It is difficult to care for any characters where the director has not spent any effort in building the, who are introduced in mundane regularity: The villain is a violent, yet nonchalant murderer; the hero comes is an intrepid romance and ambition, a thug in bed with a small-time TV actress. Then as if the time is up, the rest of the characters are unveiled in a hurry: a police inspector who works for the gangs, the MLA who lives on the mercy of the gang-leader, the friends of the hero who, curiously, look like small-time thugs themselves.  Flashbacks appear frequently as if to compensate for the songs and by the time all the characters are introduced, we are past caring. We know the ominous when we see one. We enough films to know very early that the life of Selva, an ordinary travels driver, is going get muddled with Maha, the notorious local gang-leader. Only, the reasons are not quite convincing.

Having said that, there are genuinely powerful moments in the film; one where Selva and Priya get rounded by Maha’s thugs and another where he goes to deliver Maha’s mistress back to their gang. But the director’s undoing of his own effective props is the unsettling factor here. I found it difficult to get tensed about any situation because I know Selva can beat up any number of thugs who come with any number of weapons.
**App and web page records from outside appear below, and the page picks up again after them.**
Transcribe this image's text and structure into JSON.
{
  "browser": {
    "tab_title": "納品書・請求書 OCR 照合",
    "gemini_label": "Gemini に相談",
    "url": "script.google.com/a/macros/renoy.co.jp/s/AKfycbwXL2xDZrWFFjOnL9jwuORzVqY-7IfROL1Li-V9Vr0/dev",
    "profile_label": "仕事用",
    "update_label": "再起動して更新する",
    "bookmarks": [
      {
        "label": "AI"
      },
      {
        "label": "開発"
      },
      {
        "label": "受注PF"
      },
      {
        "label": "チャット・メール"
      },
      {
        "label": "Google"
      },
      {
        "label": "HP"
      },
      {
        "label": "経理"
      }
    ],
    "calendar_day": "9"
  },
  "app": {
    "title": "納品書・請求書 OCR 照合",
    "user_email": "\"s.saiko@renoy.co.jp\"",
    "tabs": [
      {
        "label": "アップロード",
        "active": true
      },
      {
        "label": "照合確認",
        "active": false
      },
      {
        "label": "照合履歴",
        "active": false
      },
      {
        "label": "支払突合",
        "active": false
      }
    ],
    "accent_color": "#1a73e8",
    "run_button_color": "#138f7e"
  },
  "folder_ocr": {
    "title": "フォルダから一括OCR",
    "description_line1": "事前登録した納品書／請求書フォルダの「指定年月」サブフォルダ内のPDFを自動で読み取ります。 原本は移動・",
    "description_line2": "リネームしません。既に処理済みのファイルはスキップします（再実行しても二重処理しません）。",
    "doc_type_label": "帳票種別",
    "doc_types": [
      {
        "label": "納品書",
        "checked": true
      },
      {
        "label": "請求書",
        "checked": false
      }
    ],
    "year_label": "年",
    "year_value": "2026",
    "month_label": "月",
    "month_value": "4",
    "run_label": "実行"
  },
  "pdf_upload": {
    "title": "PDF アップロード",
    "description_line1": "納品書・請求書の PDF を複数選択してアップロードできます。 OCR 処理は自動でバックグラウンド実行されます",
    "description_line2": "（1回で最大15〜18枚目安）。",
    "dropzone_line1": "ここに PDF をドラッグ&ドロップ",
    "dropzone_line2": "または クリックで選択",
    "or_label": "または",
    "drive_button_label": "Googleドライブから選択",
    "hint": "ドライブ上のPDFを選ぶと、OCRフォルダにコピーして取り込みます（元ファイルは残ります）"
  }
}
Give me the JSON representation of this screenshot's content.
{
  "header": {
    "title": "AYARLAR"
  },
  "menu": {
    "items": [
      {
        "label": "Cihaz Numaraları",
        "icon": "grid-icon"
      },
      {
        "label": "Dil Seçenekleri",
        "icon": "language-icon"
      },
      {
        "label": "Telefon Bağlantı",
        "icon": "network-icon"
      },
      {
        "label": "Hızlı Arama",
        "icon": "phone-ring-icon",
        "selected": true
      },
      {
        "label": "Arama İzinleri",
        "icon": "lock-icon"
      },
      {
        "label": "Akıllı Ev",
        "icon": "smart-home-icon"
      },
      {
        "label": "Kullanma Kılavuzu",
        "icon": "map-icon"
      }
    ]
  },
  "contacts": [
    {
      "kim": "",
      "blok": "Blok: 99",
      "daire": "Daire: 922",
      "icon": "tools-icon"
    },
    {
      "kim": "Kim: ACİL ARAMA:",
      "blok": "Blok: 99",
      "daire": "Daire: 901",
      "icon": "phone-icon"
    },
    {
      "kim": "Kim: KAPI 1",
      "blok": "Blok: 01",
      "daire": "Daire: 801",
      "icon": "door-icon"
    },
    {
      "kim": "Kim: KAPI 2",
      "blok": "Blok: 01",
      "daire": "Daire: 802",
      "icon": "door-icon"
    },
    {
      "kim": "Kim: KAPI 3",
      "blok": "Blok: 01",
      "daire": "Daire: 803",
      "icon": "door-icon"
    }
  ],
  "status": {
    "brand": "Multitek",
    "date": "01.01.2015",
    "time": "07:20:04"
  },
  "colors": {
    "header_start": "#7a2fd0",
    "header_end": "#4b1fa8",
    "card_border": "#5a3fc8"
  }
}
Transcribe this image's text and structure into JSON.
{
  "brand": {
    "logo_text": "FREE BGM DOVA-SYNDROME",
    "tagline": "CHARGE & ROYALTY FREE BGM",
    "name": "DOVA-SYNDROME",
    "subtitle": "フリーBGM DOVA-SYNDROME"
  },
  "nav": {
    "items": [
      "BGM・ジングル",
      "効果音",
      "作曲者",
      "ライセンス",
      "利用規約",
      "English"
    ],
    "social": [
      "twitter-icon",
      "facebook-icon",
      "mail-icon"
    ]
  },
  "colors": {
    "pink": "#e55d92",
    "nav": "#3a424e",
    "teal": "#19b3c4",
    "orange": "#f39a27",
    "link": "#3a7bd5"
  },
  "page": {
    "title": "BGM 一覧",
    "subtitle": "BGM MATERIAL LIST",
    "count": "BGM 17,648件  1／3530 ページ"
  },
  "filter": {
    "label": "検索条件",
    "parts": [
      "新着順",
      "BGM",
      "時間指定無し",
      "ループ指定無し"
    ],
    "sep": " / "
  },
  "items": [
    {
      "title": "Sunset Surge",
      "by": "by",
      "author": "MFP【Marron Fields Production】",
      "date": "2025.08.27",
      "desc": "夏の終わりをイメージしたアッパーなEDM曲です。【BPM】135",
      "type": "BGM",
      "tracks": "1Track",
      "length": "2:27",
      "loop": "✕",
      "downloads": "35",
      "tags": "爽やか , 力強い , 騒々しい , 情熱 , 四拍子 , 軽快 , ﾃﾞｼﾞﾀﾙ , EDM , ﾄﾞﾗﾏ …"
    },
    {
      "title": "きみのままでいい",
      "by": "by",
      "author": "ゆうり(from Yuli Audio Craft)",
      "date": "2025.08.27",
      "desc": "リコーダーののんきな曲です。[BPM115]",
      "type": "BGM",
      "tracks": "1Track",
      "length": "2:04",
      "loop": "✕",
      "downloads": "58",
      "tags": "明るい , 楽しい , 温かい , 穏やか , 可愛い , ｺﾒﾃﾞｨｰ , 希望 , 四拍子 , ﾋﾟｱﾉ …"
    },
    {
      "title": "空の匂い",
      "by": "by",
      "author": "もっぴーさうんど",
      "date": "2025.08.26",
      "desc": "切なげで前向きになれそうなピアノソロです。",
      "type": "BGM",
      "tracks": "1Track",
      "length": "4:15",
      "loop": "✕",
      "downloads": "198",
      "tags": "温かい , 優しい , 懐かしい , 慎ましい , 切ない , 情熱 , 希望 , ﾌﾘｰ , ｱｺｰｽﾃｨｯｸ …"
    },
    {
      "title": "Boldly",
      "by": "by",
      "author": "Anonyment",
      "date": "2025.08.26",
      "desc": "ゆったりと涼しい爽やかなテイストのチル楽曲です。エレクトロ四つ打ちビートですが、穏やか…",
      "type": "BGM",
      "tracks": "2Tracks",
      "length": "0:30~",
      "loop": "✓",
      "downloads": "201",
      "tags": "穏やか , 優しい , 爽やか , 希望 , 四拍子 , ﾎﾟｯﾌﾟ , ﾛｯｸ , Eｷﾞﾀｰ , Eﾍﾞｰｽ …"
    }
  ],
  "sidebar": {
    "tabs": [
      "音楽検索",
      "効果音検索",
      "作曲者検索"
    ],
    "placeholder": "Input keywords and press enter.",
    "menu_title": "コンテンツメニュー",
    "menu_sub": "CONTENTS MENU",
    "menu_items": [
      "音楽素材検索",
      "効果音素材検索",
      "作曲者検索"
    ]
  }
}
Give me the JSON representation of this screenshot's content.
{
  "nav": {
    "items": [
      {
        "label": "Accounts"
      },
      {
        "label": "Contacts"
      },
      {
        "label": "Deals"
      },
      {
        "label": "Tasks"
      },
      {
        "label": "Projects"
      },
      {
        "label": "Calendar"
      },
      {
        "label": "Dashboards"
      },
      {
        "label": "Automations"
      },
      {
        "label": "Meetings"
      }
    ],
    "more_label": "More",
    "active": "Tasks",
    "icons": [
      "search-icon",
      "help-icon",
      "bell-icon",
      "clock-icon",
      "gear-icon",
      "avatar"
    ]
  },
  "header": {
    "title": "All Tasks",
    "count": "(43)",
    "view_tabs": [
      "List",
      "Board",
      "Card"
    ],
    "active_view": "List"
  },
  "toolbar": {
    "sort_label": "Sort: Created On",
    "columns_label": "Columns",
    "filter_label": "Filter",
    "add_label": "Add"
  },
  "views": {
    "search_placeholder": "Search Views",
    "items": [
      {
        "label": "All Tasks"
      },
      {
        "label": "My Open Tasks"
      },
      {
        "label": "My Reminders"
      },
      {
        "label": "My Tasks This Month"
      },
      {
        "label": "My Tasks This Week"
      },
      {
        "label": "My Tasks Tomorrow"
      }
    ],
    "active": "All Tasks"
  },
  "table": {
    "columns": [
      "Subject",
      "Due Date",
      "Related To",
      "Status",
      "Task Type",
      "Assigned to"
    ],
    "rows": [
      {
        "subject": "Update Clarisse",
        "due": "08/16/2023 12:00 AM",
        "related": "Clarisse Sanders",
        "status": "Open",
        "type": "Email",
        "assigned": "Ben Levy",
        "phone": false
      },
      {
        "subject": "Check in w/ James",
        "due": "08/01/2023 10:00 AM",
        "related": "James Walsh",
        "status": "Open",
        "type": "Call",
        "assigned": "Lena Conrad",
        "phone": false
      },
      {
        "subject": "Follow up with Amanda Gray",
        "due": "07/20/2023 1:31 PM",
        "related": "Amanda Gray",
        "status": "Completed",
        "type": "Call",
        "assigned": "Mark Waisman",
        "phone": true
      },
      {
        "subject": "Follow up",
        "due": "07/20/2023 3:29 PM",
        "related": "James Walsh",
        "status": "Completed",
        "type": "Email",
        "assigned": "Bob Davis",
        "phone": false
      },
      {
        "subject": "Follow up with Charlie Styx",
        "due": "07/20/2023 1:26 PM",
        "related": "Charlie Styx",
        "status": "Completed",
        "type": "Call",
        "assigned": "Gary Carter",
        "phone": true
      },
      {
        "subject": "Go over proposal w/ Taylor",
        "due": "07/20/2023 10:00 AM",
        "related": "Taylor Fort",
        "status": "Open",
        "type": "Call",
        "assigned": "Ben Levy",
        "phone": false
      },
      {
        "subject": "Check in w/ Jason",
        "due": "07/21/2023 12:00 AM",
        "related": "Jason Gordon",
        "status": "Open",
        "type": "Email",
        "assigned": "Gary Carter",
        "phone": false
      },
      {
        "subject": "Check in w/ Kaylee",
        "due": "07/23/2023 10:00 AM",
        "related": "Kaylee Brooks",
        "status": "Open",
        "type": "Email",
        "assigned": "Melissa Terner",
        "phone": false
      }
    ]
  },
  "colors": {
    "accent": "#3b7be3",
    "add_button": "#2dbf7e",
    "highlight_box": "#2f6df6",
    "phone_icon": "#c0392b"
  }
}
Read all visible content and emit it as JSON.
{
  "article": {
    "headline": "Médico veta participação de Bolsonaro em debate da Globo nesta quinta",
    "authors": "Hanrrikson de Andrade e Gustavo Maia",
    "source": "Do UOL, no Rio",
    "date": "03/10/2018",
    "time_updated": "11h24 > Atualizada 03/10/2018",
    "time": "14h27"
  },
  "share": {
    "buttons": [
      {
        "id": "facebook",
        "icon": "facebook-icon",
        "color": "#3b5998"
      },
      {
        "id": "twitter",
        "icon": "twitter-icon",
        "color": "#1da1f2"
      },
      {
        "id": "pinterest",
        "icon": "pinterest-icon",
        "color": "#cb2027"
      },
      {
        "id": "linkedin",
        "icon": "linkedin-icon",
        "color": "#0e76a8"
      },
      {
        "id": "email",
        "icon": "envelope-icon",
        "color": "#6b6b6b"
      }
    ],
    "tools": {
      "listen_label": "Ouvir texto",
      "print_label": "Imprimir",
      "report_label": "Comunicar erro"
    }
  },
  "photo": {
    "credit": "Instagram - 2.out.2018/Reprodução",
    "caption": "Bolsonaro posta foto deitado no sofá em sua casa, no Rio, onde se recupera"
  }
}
The villain gang spend enormous amount of time in ‘planning’ their round-up and throughout their elaborate scheming, I kept thinking what a futile exercise it is. I smiled in acknowledgement when the hero demolishes their wicked plans to smithereens in minutes. One of the cardinal rules of mass filmmaking: a hero needs a weakness. Even superman has kryptonite. This enable the villains to get a hold over them, albeit temporarily. This is so that the audience is anxious in thinking what would happen to our beloved hero if the villain were to find out or exploit the ‘weakness’. Of course, our hero will eventually overcome that with some clever backup plan or with the momentary quick thinking.

Here, we don’t get a clue of what the hero is thinking. What motivates him and why. How did he become a powerful fighter? Why did he decide to avenge the injustice of the medical shop owner, which has been solved anyway with the payment? Why does he talk to his girlfriend the way he does? What kind of relationship does he have with his friends? Prior to the climax, whilst waiting for Maha’s brother, he is sceptical of what the gang will do to them or Maha’s mistress. He even seems afraid. In the end, it all seems like a ploy to distract the viewers because he did, apparently, have a plan. Or did he think up the plan during the last minute? We don’t know. When we can’t connect with the characters beyond a point, we stop to care. Also, when we see things resolved quickly with some fistfight, we don’t take the situations seriously.

Thadayara Thakka, meaning unrelenting attack, is indeed an unrelenting attack. Too many people get killed in too many violent ways. I hope this film is not shown in prime time TV. It is apparent that Magizh had liked Pollathavan. We all have. It is also understandable if he wanted to make a film like that. However, Thadayara Thakka feels like as if Pollathavan had one too many drinks and woke up with a hangover.